Bag levy cuts shopping purchases
Consumers were buying up to one item less in each purchase since the introduction of the plastic bag levy last year, retailers said yesterday.
Caroline Mak Sui-king, from the Hong Kong Retail Management Association, said some major retail chains affected by the 50 HK cents levy per bag had reported a decline in 'basket size' between July last year and May this year.
Basket size refers to the number of items bought by each shopper. Some retailers had warned that consumers might choose to buy less if they had to pay for plastic bags or in case they forgot to bring their own bags.
Mak said there was a decline between 0.5 and 1 item per basket size among retail chains. She did not provide further details, such as the average basket size, as this might involve sensitive business information.
'Don't underestimate this small figure as these chains have very large people flow and that will add up to a great number,' Mak said.
Apart from turnover volume, Mak also said sales value at supermarkets had grown at a slower rate than at other retail outlets.
A spokeswoman for Wellcome said it had noticed consumers buying fewer items because they did not have sufficient bags, but they could not tell whether the average basket size had dropped.
The levy was introduced on July 7 last year after years of preparing the legislation.
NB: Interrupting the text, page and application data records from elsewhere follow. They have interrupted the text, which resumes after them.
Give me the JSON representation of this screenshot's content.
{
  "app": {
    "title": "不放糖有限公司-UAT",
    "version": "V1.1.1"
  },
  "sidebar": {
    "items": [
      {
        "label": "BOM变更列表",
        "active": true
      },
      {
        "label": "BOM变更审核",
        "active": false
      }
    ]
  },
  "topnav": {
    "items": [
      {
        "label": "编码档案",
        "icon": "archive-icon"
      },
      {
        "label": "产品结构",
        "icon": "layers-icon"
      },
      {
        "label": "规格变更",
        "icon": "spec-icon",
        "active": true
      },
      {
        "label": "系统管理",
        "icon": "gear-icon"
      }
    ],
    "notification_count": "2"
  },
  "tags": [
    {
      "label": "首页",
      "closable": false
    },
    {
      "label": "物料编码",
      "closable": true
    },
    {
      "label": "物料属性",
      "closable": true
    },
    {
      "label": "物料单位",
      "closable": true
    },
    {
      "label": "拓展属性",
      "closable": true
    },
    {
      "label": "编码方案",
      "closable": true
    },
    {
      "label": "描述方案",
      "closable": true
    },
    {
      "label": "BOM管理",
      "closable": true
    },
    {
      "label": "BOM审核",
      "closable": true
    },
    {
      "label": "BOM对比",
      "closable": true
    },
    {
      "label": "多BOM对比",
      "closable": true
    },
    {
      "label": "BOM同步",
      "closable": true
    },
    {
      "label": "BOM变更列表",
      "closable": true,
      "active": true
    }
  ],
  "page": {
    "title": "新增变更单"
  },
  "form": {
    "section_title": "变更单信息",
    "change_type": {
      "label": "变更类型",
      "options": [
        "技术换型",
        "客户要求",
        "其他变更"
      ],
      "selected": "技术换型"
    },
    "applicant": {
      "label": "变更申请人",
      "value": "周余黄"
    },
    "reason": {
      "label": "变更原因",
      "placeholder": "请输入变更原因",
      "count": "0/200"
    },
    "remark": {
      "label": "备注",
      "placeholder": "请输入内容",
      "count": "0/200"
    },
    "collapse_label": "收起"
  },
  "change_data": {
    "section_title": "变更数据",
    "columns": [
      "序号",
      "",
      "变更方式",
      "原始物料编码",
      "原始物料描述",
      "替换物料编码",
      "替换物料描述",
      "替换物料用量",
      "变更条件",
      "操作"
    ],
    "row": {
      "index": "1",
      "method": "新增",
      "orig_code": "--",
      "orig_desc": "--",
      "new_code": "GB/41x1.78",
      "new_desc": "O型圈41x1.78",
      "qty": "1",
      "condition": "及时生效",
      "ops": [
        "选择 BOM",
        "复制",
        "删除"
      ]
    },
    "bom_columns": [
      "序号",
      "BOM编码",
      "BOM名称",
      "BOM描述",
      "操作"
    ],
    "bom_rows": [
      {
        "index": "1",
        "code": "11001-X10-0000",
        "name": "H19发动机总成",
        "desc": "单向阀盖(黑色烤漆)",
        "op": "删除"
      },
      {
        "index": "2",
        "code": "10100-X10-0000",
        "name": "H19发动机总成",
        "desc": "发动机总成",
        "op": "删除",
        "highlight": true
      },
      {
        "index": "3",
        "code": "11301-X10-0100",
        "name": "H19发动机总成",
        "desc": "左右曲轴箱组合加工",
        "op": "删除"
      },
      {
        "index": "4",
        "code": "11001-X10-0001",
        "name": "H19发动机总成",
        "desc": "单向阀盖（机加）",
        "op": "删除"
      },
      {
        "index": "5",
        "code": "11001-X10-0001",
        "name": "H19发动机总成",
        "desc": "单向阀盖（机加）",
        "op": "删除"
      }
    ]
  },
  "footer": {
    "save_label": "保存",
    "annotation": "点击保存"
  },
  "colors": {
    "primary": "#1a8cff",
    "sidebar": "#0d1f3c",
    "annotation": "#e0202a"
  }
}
It is the first environmental levy related to waste reduction, apart from the construction and demolition charges imposed in 2006.
About 3,000 registered outlets, mostly large supermarket and personal store chains and convenience stores, are required to collect the levy for each plastic bag handed out.
The money collected goes to the government.
Since the levy was introduced, plastic-bag use has dropped by up to 90 per cent as more people now bring their own bags to shops.
By the end of March, a total of HK$19.8 million had been received from the levy, meaning about 39 million bags had been issued.
The income collected is far less than the estimated HK$200 million a year that had been anticipated by environment officials.
In the past year, at least two retailers deregistered and resumed handing out free plastic bags after they stopped selling one of the three items - food, medicine and personal care - the law specified as requiring an outlet to become registered and to collect the levy.
Mak said they were still pressing the Environmental Protection Department on how to carry out a review of the scheme after 12 months of its implementation.
A spokeswoman for the department said the government was consolidating and analysing data on the levy, as well as studying similar situations in other countries.
Positive cash flow
The money collected from the levy goes to the government, and for July 2009 to this March, it was, in Hong Kong dollars: $19.8m
Far fewer plastic bags
Usage of plastic bags is now far less than before the levy was introduced, with a reduction of: 90%
Plenty of collectors
The number of registered outlets now collecting the plastic bag levy has reached: 3,000
But low reward
The government had expected the levy to bring in an annual total of, in Hong Kong dollars: $200m